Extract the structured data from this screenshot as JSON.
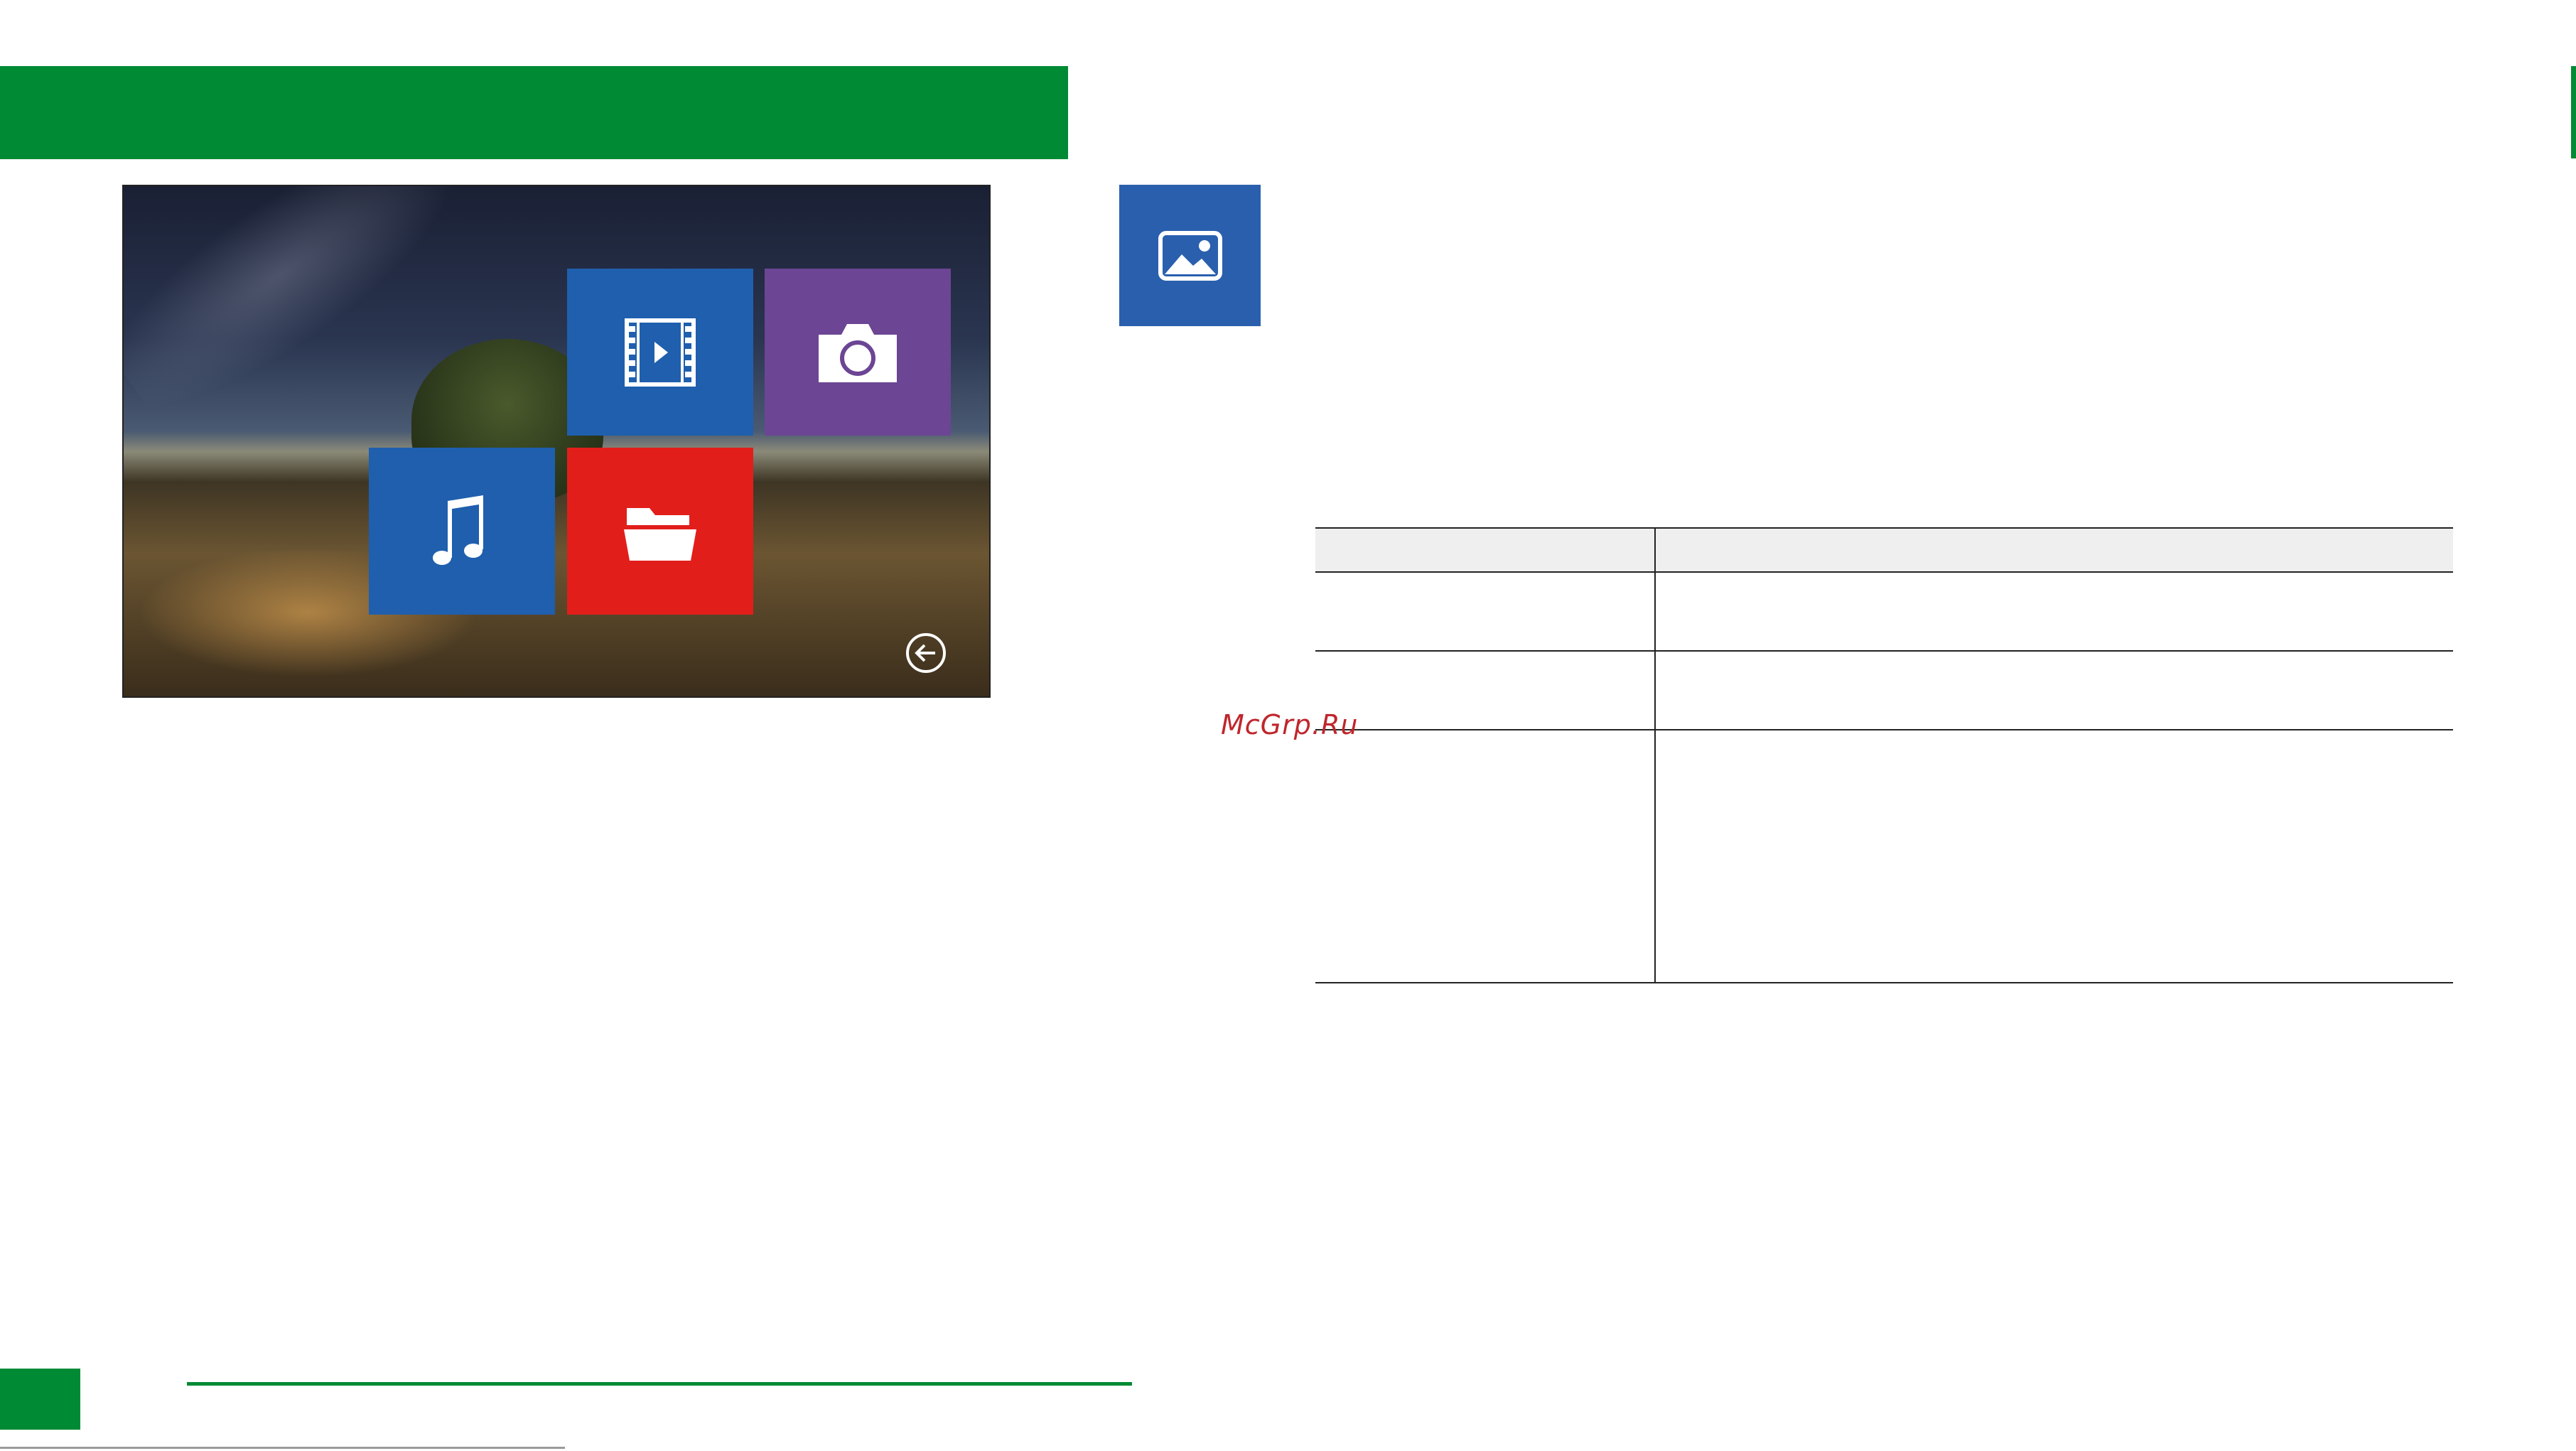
{
  "colors": {
    "brand_green": "#008a34",
    "tile_blue": "#1f5fae",
    "tile_purple": "#6c4594",
    "tile_red": "#e21e1b",
    "photo_blue": "#2a5fae",
    "watermark_red": "#c0262c"
  },
  "screen": {
    "tiles": [
      {
        "name": "video",
        "icon": "film-play-icon"
      },
      {
        "name": "photo",
        "icon": "camera-icon"
      },
      {
        "name": "music",
        "icon": "music-note-icon"
      },
      {
        "name": "folder",
        "icon": "open-folder-icon"
      }
    ],
    "back_icon": "back-arrow-icon"
  },
  "photo_icon": "image-icon",
  "watermark": "McGrp.Ru"
}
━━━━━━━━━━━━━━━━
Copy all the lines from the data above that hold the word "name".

        "name": "video",
        "name": "photo",
        "name": "music",
        "name": "folder",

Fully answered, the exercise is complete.